Joan Durdalleur was the Chief Judge on that race. This is her with Fred Mengoni. Joan had two sons who were good riders. Fred is an Italian imgrant who came to New York City and made a fortune in construction and real estate. He was an amateur bike racer in his youth and loves the sport. Fred has been a huge financial supporter of cycling. He was a early sponsor of Greg LeMond, Steve Bauer and Leonard Nitz, just to name a few. Fred was one of the founders of U.S.Pro and served several terms as president.

This is Andy Fellenz getting a hand up from his future wife, Jan, at the 1985 New York State Road Championships in Bridgehampton, Long Island. Andy and his sister Kristen were very good riders who I was/am friends with. Kristen is married to Hewett Thayer who was another top rider from the 70's and 80's.

Like me, Andy Fellenz fooled around with frame building. I think he built around 8 or 10 bikes for himself and his friends. This is a track bike that he built for himself. Instead of putting his own name on the down tube he chose the name "Xanthus." I think that was the name of Zeus's horse. Andy took a fair amount of ribbing over that name. You didn't want to get Andy mad though because it would make him go to the front and set a tempo that would make you regret it.

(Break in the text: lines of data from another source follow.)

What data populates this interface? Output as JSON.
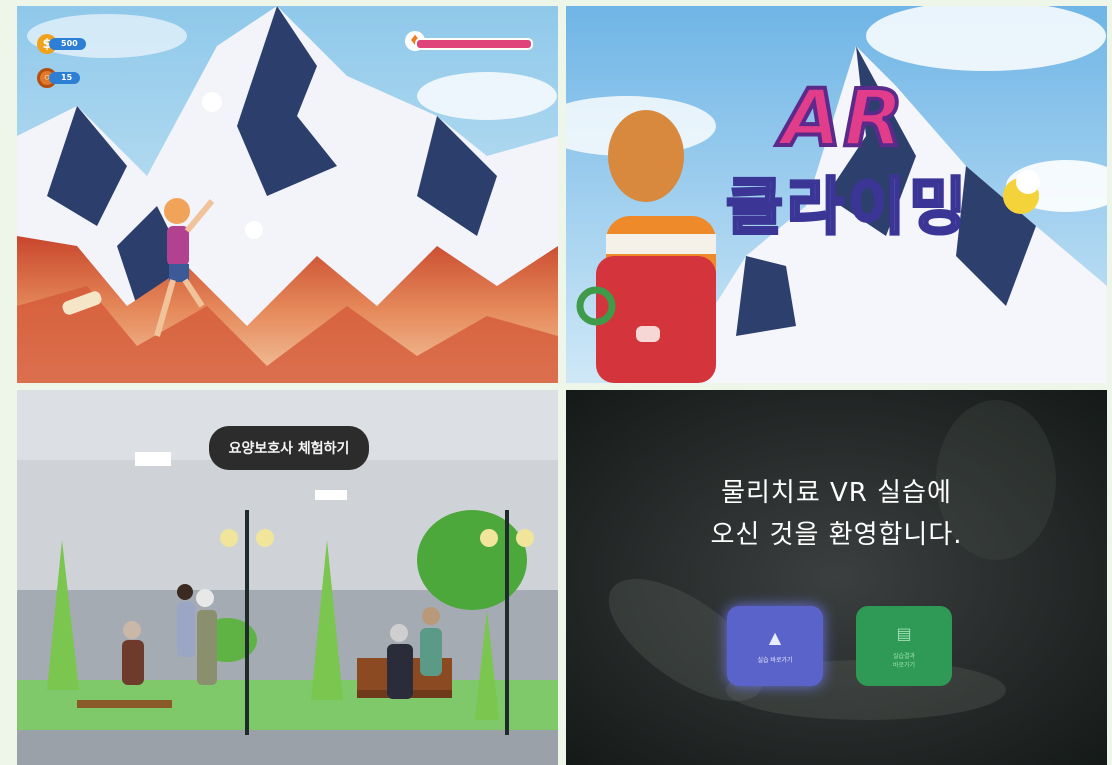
{
  "climbing_game": {
    "coins": "500",
    "donuts": "15",
    "coin_icon": "dollar-coin-icon",
    "donut_icon": "donut-icon",
    "fire_icon": "flame-icon",
    "health_color": "#e0437a"
  },
  "title_screen": {
    "logo_line1": "AR",
    "logo_line2": "클라이밍",
    "logo_color": "#e23d8a"
  },
  "caregiver_sim": {
    "caption": "요양보호사 체험하기"
  },
  "vr_menu": {
    "welcome_line1": "물리치료 VR 실습에",
    "welcome_line2": "오신 것을 환영합니다.",
    "practice_button": "실습 바로가기",
    "result_button_line1": "실습결과",
    "result_button_line2": "바로가기"
  }
}
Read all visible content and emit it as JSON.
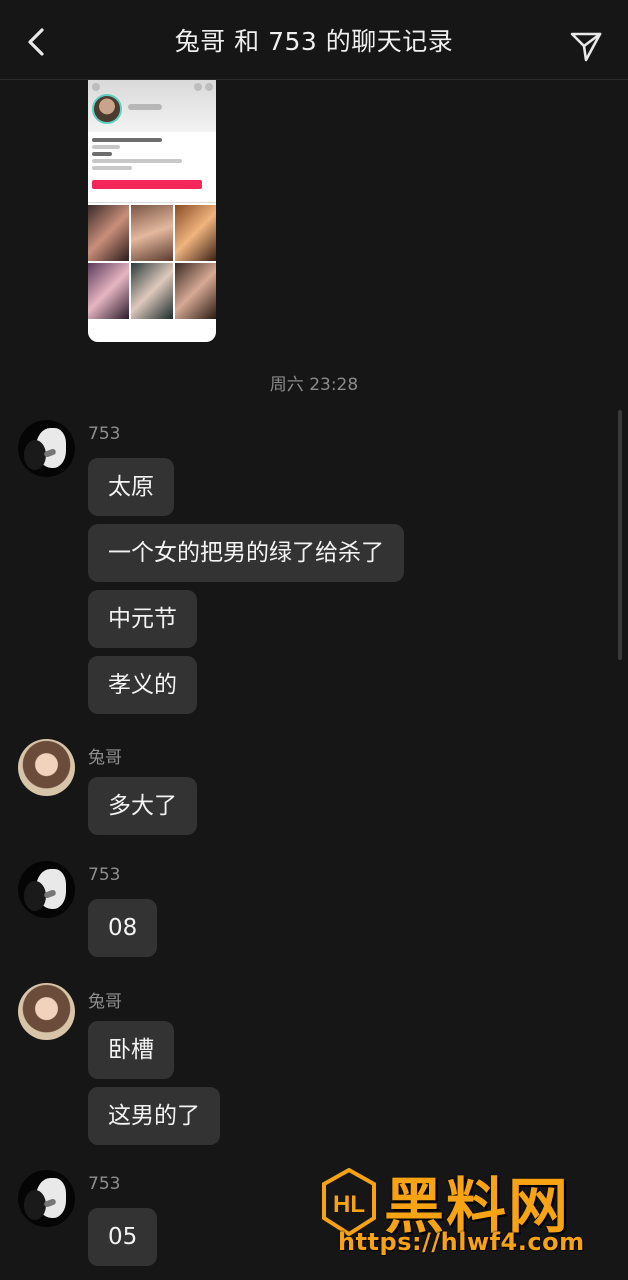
{
  "header": {
    "title": "兔哥 和 753 的聊天记录",
    "back_icon": "chevron-left-icon",
    "share_icon": "send-icon"
  },
  "time_separator": "周六 23:28",
  "groups": [
    {
      "sender": "753",
      "avatar": "avatar-753",
      "messages": [
        "太原",
        "一个女的把男的绿了给杀了",
        "中元节",
        "孝义的"
      ]
    },
    {
      "sender": "兔哥",
      "avatar": "avatar-tuge",
      "messages": [
        "多大了"
      ]
    },
    {
      "sender": "753",
      "avatar": "avatar-753",
      "messages": [
        "08"
      ]
    },
    {
      "sender": "兔哥",
      "avatar": "avatar-tuge",
      "messages": [
        "卧槽",
        "这男的了"
      ]
    },
    {
      "sender": "753",
      "avatar": "avatar-753",
      "messages": [
        "05"
      ]
    }
  ],
  "watermark": {
    "name": "黑料网",
    "url": "https://hlwf4.com",
    "color": "#f7a313"
  },
  "colors": {
    "background": "#161616",
    "bubble": "#333333",
    "accent_follow": "#f5265a"
  }
}
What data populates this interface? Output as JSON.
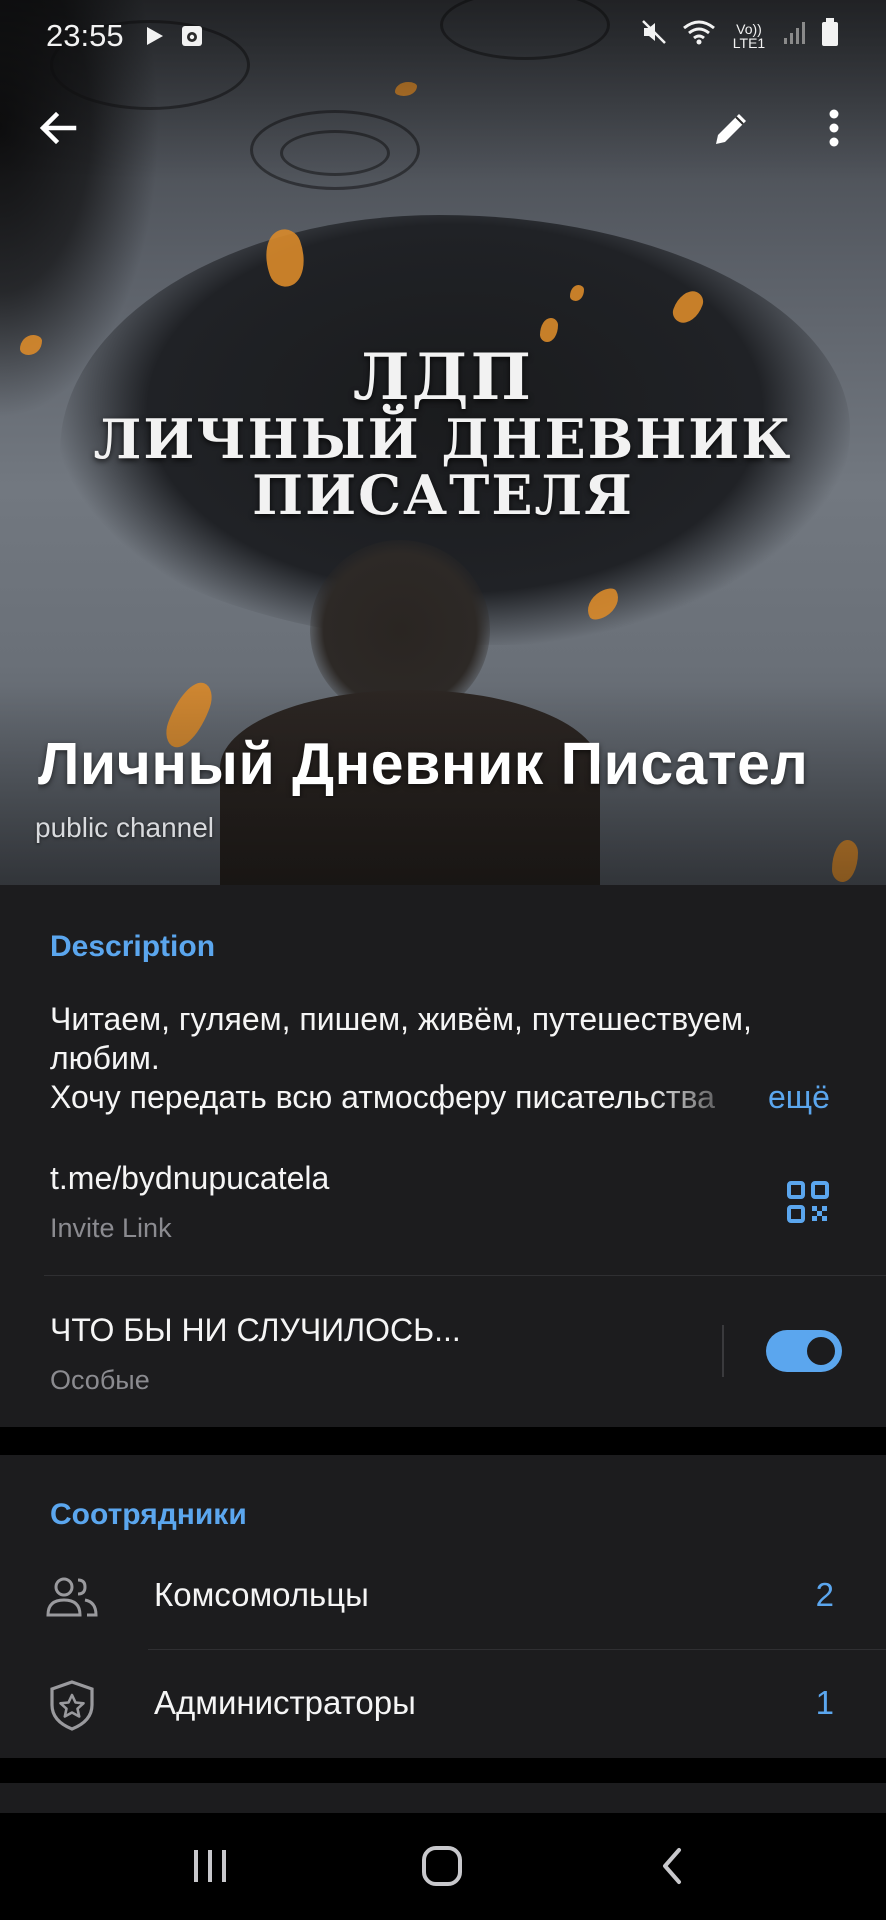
{
  "status_bar": {
    "time": "23:55",
    "icons_left": [
      "play-icon",
      "record-icon"
    ],
    "icons_right": [
      "mute-icon",
      "wifi-icon",
      "volte-icon",
      "signal-icon",
      "battery-icon"
    ],
    "volte_label": "Vo)) LTE1"
  },
  "toolbar": {
    "back_icon": "arrow-left-icon",
    "edit_icon": "pencil-icon",
    "more_icon": "more-vertical-icon"
  },
  "cover": {
    "title_line1": "ЛДП",
    "title_line2": "ЛИЧНЫЙ ДНЕВНИК",
    "title_line3": "ПИСАТЕЛЯ"
  },
  "channel": {
    "name": "Личный Дневник Писател",
    "type": "public channel"
  },
  "info": {
    "description_title": "Description",
    "description_line1": "Читаем, гуляем, пишем, живём, путешествуем,",
    "description_line2": "любим.",
    "description_line3": "Хочу передать всю атмосферу писательства",
    "more_label": "ещё",
    "link": "t.me/bydnupucatela",
    "link_caption": "Invite Link",
    "notification_title": "ЧТО БЫ НИ СЛУЧИЛОСЬ...",
    "notification_caption": "Особые",
    "notification_enabled": true
  },
  "staff": {
    "title": "Соотрядники",
    "rows": [
      {
        "label": "Комсомольцы",
        "count": "2",
        "icon": "users-icon"
      },
      {
        "label": "Администраторы",
        "count": "1",
        "icon": "shield-star-icon"
      }
    ]
  },
  "nav": {
    "recents_icon": "recents-icon",
    "home_icon": "home-icon",
    "back_icon": "nav-back-icon"
  },
  "colors": {
    "accent": "#5ba6ee",
    "surface": "#1c1c1e",
    "background": "#000000",
    "subtext": "#8b8b90"
  }
}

Here is Kristen Fellenz (now Thayer), Mark Lobit and Andy Fellenz; all teammates of mine. I trained quite a bit with Mark. That was the closest that I ever got to having a coach. Mark started racing when he was about 10, spent a year living and racing in France and won two national championships. He was an extremely clever rider and he taught me a few tricks. I haven't heard from Mark in about 10 years. He lives in Chicago these days.

Another interesting thing about Mark was that his training partner was Harold Gulbransen Jr., son of "Corky" Gulbransen who was the top frame builder in New York during the '60's and '70's. Mark went to art school and he designed the graphics for Corky's bikes. Mark rode Corkys throughout his career.

From the same evening at the track; this is my pal Jim Lehane. Jim and I trained and traveled to races together. We might have had a few cocktails along the way too. He was a very accomplished rider winning medals in the State Championships and at the Empire State Games; but if Jim was as strong as he was funny he would have won the Tour De France... And he would have beaten Rebecca Twigg. Read on.

I didn't take this picture. Annie Liebowitz did; for a photo essay on Olympic athletes in Vanity Fair. I'll probably get sued if she finds out that I'm using it. Anyway I think it is a very cool shot of Rebecca Twigg.

Twigg was a many-time World Champion in the pursuit. She must have been traveling in this area because she showed up at one of Vito's training races in Uniondale. Those races were run as one big field, no separate categories, so we got to ride with her. I remember that she had a very distictive pedaling motion. At the end of the race there was a break away up the road and Rebecca was one of those left to contest the field sprint. There were probably 50 men left in the peloton but it came down to Twigg and Jim Lehane at the line.

The skinny little girl prevailed and Lehane had to hide his face for a few weeks. As usual, after the race, most of the group went over to Giuseppie's in Westbury for pizza and beer. Rebecca was with Leslie and Harvey Nitz. She was at least as shy off the bike as she was assertive on it. She sat there like a little mouse. After a while she loosened up but she still didn't have much to say. Uncharacteristicly, niether did Jim.